The Food Pyramid. The newer version of the food pyramid, although more complex, is a good model for structuring our eating guidelines. The website www.mypyramid.gov is a great resource for creating meal plans, tips and recipes. I also learned about the Dash Eating Plan in my classes. I had not previously heard about it and have not had time to look into it, but for more information visit www.nhlbi.nih.gov/health/public/heart/hbp/dash/new_dash.pdf . It is a low sodium diet designed for those with high blood pressure, but everyone can apply its principles and guidelines.

Read the labels. Eating well really starts with reading the labels. Look past the nutriton fact sheets and read the ingredient list. Avoid items with hydrogenated oil, partially hydrogenated oil and high fructose corn syrup. Other pitfalls are high sugar, high sodium and other highly processed items. Try to look for ingredients lists that are whole foods. For a good resource for reading the label, visit http://www.cfsan.fda.gov/~dms/foodlab.html.

Drink lots of water. A good rule of thumb is half your body weight in ounces each day. Many foods contain water (like fruit and broths) so you don't necessarily need to drink it all in water. Did you know that if you normally drink one regular soft drink each day and cut them from your diet, you could lose 14 lbs / year?

I think we all know what we are supposed to do, or at a minimum a few things we could be doing differently. The key is persistence. Start small and make changes when you can. If we do well most of the time, we can still splurge on the good stuff.

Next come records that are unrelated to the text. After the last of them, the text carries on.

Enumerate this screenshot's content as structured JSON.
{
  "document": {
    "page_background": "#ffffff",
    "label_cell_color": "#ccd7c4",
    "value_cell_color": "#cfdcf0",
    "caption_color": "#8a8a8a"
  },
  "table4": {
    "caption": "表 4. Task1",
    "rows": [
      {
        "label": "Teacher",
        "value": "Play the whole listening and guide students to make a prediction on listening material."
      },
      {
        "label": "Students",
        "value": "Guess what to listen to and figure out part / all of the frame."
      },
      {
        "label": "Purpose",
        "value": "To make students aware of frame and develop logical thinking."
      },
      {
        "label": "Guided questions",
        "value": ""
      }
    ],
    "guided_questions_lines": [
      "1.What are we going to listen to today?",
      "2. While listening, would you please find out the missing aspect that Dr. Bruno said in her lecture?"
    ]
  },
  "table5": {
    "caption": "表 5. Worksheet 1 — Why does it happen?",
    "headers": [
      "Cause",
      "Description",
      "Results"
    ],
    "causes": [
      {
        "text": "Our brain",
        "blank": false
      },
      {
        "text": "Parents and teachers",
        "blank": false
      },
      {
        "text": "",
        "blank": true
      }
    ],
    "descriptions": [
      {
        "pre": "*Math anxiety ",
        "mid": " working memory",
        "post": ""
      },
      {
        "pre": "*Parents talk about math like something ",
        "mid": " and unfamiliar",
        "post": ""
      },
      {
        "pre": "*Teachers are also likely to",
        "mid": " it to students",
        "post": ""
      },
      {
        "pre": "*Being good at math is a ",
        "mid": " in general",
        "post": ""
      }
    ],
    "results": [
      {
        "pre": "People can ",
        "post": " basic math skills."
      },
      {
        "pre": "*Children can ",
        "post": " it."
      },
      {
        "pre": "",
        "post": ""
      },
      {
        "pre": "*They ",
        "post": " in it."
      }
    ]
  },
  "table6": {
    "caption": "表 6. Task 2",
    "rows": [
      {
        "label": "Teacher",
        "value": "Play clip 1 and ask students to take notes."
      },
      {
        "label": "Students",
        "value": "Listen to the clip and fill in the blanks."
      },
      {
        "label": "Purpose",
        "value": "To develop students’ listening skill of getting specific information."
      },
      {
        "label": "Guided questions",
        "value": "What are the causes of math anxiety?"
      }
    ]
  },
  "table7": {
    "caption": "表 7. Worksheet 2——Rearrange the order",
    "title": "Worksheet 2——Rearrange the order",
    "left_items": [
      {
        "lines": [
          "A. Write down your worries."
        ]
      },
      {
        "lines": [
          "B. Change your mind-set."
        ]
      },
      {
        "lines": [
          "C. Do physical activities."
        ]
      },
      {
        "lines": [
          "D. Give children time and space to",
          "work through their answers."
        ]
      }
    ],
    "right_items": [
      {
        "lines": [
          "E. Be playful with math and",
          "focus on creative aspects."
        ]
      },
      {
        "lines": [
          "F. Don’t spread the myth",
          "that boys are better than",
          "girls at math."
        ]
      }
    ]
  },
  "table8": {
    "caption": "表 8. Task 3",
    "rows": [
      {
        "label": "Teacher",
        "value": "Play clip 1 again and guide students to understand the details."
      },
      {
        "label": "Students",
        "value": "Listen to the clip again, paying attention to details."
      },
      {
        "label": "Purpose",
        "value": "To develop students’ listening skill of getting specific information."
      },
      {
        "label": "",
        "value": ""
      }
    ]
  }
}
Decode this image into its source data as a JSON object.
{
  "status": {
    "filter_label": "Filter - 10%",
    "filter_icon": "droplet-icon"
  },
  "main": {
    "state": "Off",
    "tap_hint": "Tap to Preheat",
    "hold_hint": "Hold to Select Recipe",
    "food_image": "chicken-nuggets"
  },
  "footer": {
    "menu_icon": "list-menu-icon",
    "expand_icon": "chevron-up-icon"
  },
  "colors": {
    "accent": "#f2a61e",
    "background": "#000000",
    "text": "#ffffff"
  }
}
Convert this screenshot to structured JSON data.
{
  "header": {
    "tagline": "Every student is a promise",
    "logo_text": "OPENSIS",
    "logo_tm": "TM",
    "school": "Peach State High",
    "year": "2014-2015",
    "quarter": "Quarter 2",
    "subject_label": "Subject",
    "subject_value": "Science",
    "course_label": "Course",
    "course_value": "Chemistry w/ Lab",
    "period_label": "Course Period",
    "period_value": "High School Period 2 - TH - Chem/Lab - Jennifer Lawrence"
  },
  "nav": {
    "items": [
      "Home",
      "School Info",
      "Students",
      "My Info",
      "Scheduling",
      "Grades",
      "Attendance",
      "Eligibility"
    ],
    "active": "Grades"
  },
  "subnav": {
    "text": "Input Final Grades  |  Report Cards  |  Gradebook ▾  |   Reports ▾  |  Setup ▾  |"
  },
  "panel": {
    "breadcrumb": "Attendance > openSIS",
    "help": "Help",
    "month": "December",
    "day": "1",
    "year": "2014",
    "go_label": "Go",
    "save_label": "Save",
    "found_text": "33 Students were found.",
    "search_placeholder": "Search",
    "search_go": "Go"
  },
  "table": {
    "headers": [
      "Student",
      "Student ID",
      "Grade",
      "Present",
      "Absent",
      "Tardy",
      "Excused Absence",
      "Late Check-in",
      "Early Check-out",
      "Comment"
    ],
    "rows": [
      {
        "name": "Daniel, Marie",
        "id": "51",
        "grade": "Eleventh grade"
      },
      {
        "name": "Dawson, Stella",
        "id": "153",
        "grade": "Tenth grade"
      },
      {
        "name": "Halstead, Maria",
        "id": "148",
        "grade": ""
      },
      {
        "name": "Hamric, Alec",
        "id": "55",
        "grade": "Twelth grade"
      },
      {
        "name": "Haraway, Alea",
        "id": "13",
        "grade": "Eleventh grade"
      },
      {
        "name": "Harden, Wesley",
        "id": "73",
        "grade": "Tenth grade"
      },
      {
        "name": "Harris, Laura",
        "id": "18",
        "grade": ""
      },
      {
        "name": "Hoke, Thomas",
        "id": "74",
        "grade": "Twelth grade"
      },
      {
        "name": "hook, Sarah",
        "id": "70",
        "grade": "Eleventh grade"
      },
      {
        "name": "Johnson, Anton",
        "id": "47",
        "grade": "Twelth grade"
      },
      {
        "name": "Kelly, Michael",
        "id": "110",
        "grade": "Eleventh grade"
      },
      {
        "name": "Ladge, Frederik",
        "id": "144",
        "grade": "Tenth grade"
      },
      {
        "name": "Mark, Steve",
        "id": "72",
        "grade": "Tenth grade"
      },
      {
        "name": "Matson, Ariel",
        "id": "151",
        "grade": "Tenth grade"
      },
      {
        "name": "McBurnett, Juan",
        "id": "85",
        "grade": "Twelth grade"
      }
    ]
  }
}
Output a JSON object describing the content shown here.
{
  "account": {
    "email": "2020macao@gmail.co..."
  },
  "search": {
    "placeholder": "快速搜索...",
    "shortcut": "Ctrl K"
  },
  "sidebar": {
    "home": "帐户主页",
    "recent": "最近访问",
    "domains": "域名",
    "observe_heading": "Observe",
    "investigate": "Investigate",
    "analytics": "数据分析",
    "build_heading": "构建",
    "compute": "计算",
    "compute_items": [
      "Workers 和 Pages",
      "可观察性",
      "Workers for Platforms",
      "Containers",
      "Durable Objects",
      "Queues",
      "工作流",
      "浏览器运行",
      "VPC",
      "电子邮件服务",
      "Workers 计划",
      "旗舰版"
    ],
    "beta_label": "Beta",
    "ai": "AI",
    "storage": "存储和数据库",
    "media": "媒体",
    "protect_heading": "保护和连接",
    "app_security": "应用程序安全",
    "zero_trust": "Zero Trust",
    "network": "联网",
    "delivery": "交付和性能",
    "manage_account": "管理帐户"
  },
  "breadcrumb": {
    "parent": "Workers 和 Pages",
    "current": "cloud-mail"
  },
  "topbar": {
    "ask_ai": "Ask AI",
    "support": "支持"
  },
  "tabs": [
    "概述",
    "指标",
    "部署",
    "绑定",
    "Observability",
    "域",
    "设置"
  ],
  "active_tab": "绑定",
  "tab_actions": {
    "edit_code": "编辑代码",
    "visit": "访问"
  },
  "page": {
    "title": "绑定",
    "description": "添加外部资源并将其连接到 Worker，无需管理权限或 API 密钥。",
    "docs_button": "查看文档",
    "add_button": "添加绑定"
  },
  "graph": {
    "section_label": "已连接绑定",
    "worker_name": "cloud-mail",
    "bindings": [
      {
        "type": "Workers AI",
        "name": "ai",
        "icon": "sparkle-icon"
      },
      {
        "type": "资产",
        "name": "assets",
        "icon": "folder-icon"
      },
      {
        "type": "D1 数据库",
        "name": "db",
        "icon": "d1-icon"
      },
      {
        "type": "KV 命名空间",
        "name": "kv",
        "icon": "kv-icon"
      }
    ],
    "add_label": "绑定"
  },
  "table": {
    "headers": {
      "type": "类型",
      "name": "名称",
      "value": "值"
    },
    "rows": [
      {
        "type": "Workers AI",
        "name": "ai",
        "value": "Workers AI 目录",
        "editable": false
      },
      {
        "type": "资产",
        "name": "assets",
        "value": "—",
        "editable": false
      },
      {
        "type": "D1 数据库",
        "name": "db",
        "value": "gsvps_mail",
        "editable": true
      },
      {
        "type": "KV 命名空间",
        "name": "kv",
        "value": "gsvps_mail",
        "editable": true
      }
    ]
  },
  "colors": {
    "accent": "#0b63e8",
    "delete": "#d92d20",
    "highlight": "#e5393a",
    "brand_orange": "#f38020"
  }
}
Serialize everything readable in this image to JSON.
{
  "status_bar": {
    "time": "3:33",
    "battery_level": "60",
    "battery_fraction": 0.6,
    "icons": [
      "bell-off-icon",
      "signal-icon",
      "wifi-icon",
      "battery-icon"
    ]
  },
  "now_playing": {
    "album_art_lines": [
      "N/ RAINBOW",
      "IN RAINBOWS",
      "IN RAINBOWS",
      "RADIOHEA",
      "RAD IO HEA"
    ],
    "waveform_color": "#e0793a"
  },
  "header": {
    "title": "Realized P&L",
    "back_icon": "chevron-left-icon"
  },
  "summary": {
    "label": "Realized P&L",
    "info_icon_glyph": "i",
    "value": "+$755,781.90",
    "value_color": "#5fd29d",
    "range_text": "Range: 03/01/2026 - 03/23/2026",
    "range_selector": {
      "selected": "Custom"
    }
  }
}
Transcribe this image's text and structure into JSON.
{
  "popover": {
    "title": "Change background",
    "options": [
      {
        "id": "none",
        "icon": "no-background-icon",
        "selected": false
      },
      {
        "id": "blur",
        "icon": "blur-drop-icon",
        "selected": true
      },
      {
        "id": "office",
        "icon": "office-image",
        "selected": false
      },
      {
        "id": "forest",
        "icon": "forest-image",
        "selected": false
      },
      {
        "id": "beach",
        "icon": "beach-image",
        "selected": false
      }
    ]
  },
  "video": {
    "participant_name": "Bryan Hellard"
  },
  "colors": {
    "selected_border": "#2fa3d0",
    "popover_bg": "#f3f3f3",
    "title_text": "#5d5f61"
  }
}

Visit http://www.eatright.org/cps/rde/xchg/ada/hs.xsl/nutrition_350_ENU_HTML.htm for some great links with additional information.